**What you need to do:** Apart from the images, every record below must be given again without alteration.

Data records for software interfaces
---+---

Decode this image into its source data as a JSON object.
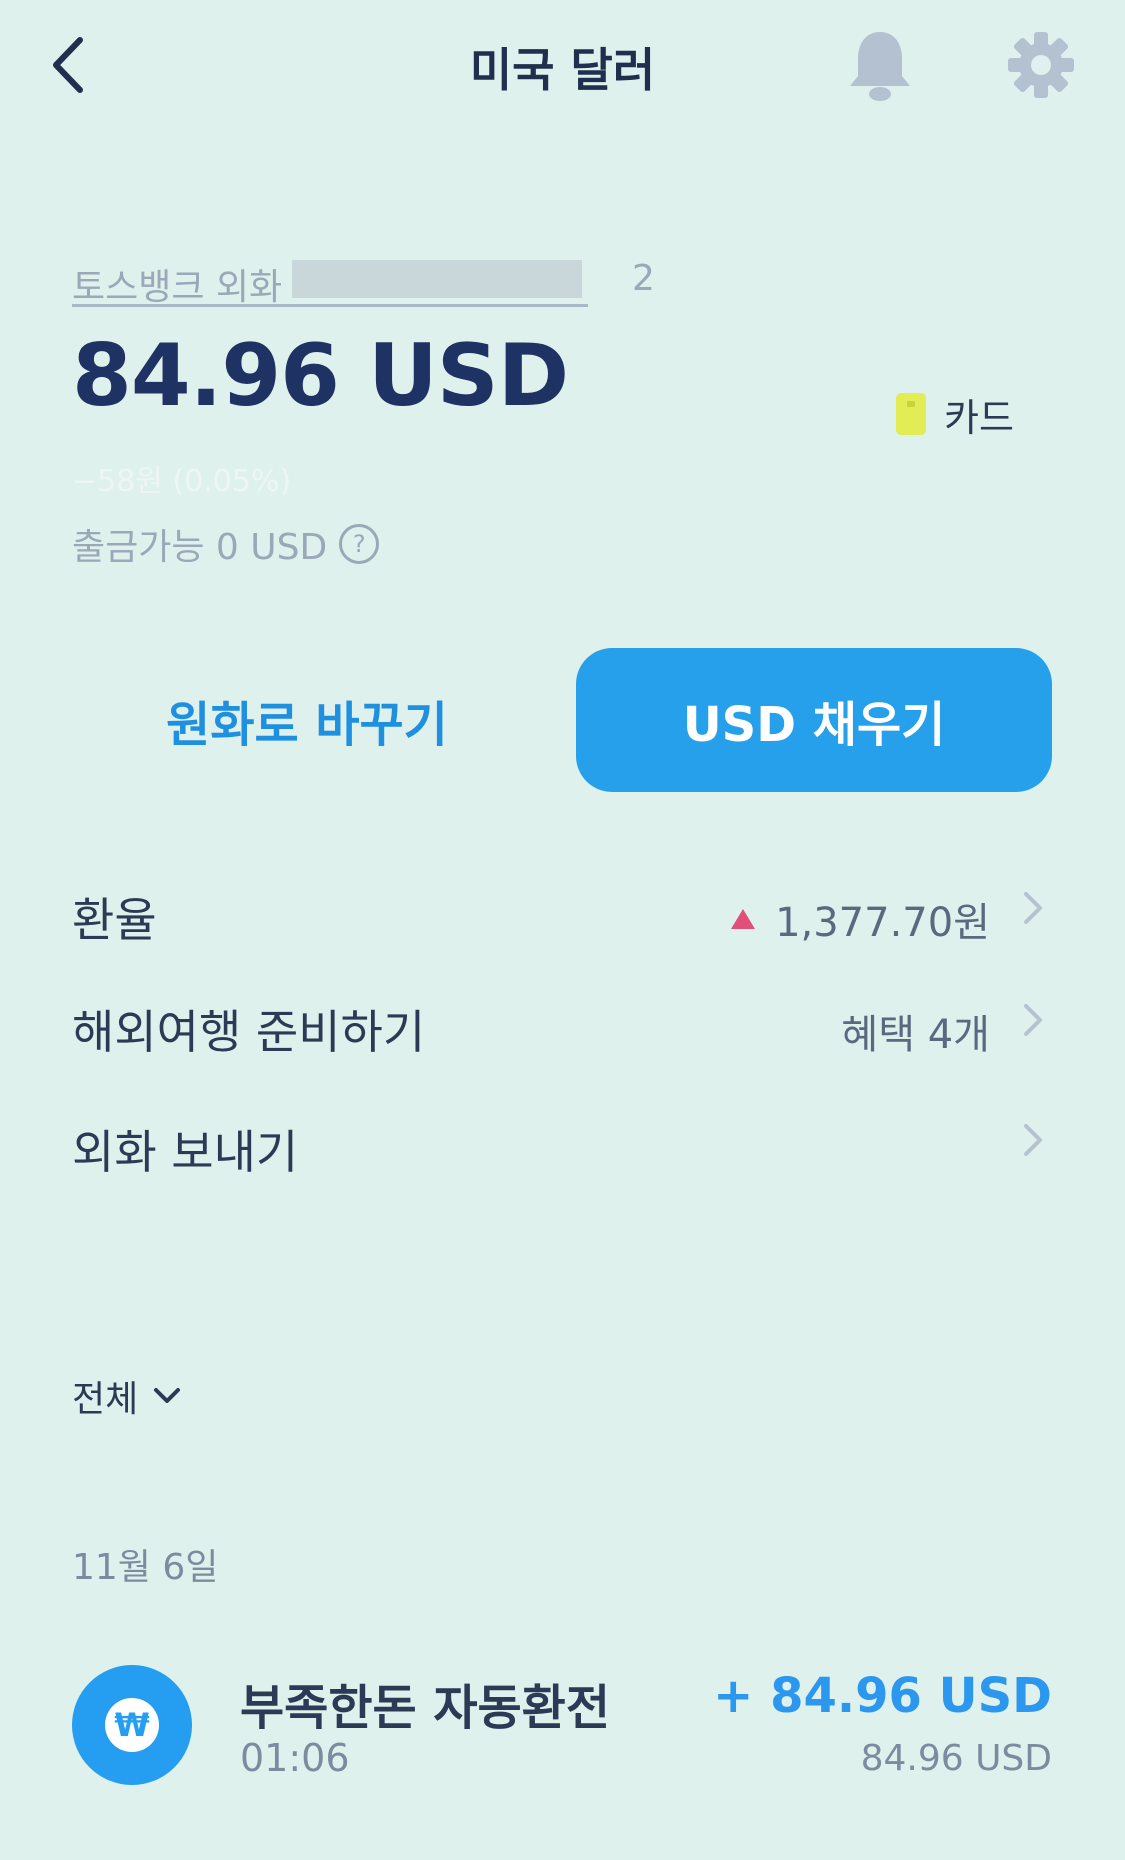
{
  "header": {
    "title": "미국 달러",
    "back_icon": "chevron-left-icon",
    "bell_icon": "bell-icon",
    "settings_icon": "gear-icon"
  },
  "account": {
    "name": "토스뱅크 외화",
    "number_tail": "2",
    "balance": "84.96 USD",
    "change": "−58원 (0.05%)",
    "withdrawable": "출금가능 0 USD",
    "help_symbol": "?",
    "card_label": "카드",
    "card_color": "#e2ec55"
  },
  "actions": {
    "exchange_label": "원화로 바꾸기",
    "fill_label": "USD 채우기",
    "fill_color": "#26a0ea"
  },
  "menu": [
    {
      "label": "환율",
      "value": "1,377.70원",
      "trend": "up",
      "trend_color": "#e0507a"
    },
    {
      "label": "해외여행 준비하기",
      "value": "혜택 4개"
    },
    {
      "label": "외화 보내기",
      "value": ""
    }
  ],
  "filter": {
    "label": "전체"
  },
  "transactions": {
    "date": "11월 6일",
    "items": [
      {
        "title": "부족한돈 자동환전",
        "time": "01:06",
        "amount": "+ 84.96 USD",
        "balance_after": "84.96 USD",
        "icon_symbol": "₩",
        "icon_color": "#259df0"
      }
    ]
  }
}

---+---

**Answer to this problem:**
Decode this image into its source data as a JSON object.
{
  "header": {
    "title": "미국 달러",
    "back_icon": "chevron-left-icon",
    "bell_icon": "bell-icon",
    "settings_icon": "gear-icon"
  },
  "account": {
    "name": "토스뱅크 외화",
    "number_tail": "2",
    "balance": "84.96 USD",
    "change": "−58원 (0.05%)",
    "withdrawable": "출금가능 0 USD",
    "help_symbol": "?",
    "card_label": "카드",
    "card_color": "#e2ec55"
  },
  "actions": {
    "exchange_label": "원화로 바꾸기",
    "fill_label": "USD 채우기",
    "fill_color": "#26a0ea"
  },
  "menu": [
    {
      "label": "환율",
      "value": "1,377.70원",
      "trend": "up",
      "trend_color": "#e0507a"
    },
    {
      "label": "해외여행 준비하기",
      "value": "혜택 4개"
    },
    {
      "label": "외화 보내기",
      "value": ""
    }
  ],
  "filter": {
    "label": "전체"
  },
  "transactions": {
    "date": "11월 6일",
    "items": [
      {
        "title": "부족한돈 자동환전",
        "time": "01:06",
        "amount": "+ 84.96 USD",
        "balance_after": "84.96 USD",
        "icon_symbol": "₩",
        "icon_color": "#259df0"
      }
    ]
  }
}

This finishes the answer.